Christiane Amanpour’s “Sex and Love Around the World” kicked off with an enlightening pilot in Japan. Specifically, in our very own Tokyo. However, with her focus being strictly on love and sex, Amanpour managed to skip around what seems to be a much more serious concern. Fewer and fewer Japanese are getting married. Even less are having children. This is a much more complex riddle; to put it simply would be an injustice, but there are key traits of this society that do exasperate the issue. Time, diversion, finance and even social hierarchy are all significant factors.
First of all, we must address the fact that the average 20 or 30-year-old Japanese individual is kept very busy with work. A frequent answer, when they are asked why they are single, is that they have no time to find a partner. There is a widespread sense of obligation and loyalty to one’s place of work but the side effects, unfortunately, include lack of socialisation.
Beyond the obligation to employers, there are also reports of aversion towards the challenges that new relationships can bring. Love is a risky business — time, effort and money are often involved in trying to form a bond. There are individuals who would argue it is simply not worth the effort, when relationships carry the potential to fail.
They do, of course, want to feel love. This is where fetishised “Japanese culture” comes in, with manga (Japanese comics) or anime (Japanese cartoons) characters being used as “virtual lovers.” Phone apps and games also add to this phenomenon. On the other end of the spectrum, male hosts and cabaret clubs are also frequented. Irresistible despite being taboo, money is thrown into these industries. AI and “rental” girlfriends are no longer a distant prospect; they are simply an alternative.
The average age of marriage for both men and women is increasing, but even after a couple is married, there are still some unresolved issues. Low salaries mean both partners must work full time. Many believe they have neither the time nor money that they truly need to start a family. Because of lack of funds, both partners must start working as soon as they can after giving birth. This has caused nurseries to become incredibly selective in whom they accept. In some cases, parents are expected to garner points in a point-based system that means if you don’t have enough points, you’re not able to go back to work just yet.
Bowing to Seniority
In such a hierarchical society, it’s quite easy to imagine that seniority would play a role in family-making decisions too. There are cases in which younger Japanese females choose to delay their pregnancy because senior women in their offices have yet to take their turn.
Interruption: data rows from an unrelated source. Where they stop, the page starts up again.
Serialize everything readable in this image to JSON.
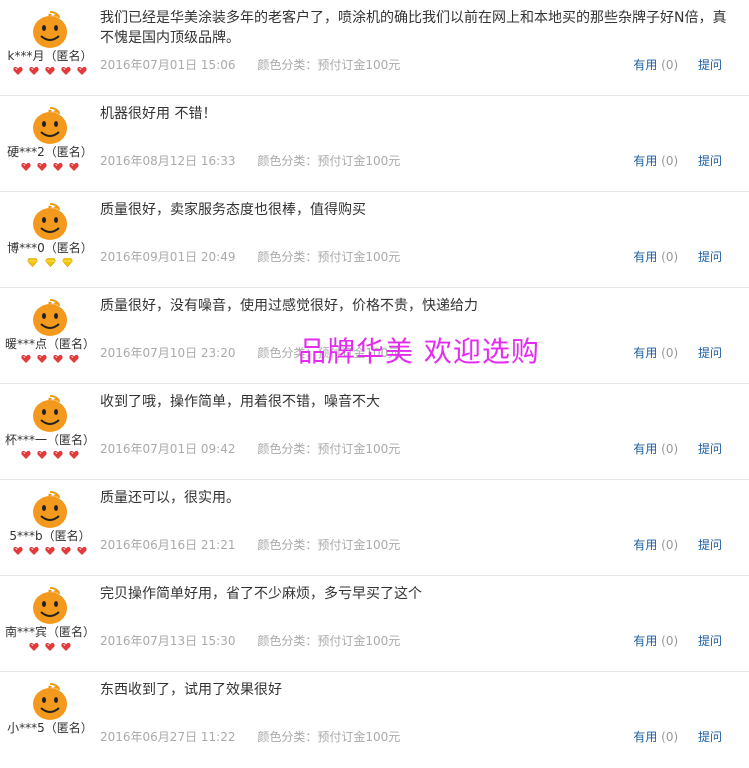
{
  "reviews": [
    {
      "user": "k***月（匿名）",
      "rank_icon": "red-heart",
      "rank_count": 5,
      "content": "我们已经是华美涂装多年的老客户了，喷涂机的确比我们以前在网上和本地买的那些杂牌子好N倍，真不愧是国内顶级品牌。",
      "date": "2016年07月01日 15:06",
      "spec": "颜色分类：预付订金100元",
      "useful_label": "有用",
      "useful_count": "(0)",
      "ask_label": "提问"
    },
    {
      "user": "硬***2（匿名）",
      "rank_icon": "red-heart",
      "rank_count": 4,
      "content": "机器很好用 不错！",
      "date": "2016年08月12日 16:33",
      "spec": "颜色分类：预付订金100元",
      "useful_label": "有用",
      "useful_count": "(0)",
      "ask_label": "提问"
    },
    {
      "user": "博***0（匿名）",
      "rank_icon": "yellow-diamond",
      "rank_count": 3,
      "content": "质量很好，卖家服务态度也很棒，值得购买",
      "date": "2016年09月01日 20:49",
      "spec": "颜色分类：预付订金100元",
      "useful_label": "有用",
      "useful_count": "(0)",
      "ask_label": "提问"
    },
    {
      "user": "暖***点（匿名）",
      "rank_icon": "red-heart",
      "rank_count": 4,
      "content": "质量很好，没有噪音，使用过感觉很好，价格不贵，快递给力",
      "date": "2016年07月10日 23:20",
      "spec": "颜色分类：预付订金100元",
      "useful_label": "有用",
      "useful_count": "(0)",
      "ask_label": "提问"
    },
    {
      "user": "杯***一（匿名）",
      "rank_icon": "red-heart",
      "rank_count": 4,
      "content": "收到了哦，操作简单，用着很不错，噪音不大",
      "date": "2016年07月01日 09:42",
      "spec": "颜色分类：预付订金100元",
      "useful_label": "有用",
      "useful_count": "(0)",
      "ask_label": "提问"
    },
    {
      "user": "5***b（匿名）",
      "rank_icon": "red-heart",
      "rank_count": 5,
      "content": "质量还可以，很实用。",
      "date": "2016年06月16日 21:21",
      "spec": "颜色分类：预付订金100元",
      "useful_label": "有用",
      "useful_count": "(0)",
      "ask_label": "提问"
    },
    {
      "user": "南***宾（匿名）",
      "rank_icon": "red-heart",
      "rank_count": 3,
      "content": "完贝操作简单好用，省了不少麻烦，多亏早买了这个",
      "date": "2016年07月13日 15:30",
      "spec": "颜色分类：预付订金100元",
      "useful_label": "有用",
      "useful_count": "(0)",
      "ask_label": "提问"
    },
    {
      "user": "小***5（匿名）",
      "rank_icon": "red-heart",
      "rank_count": 0,
      "content": "东西收到了，试用了效果很好",
      "date": "2016年06月27日 11:22",
      "spec": "颜色分类：预付订金100元",
      "useful_label": "有用",
      "useful_count": "(0)",
      "ask_label": "提问"
    }
  ],
  "watermark": "品牌华美 欢迎选购",
  "colors": {
    "link": "#1c5ea5",
    "meta": "#aaaaaa",
    "watermark": "#e32cf0",
    "avatar": "#f39a1e",
    "heart": "#e4393c",
    "diamond": "#f5c400"
  }
}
While this may not be as common as other causes for this phenomenon, it does occur — some women really do miss their best window for pregnancy because of social expectations.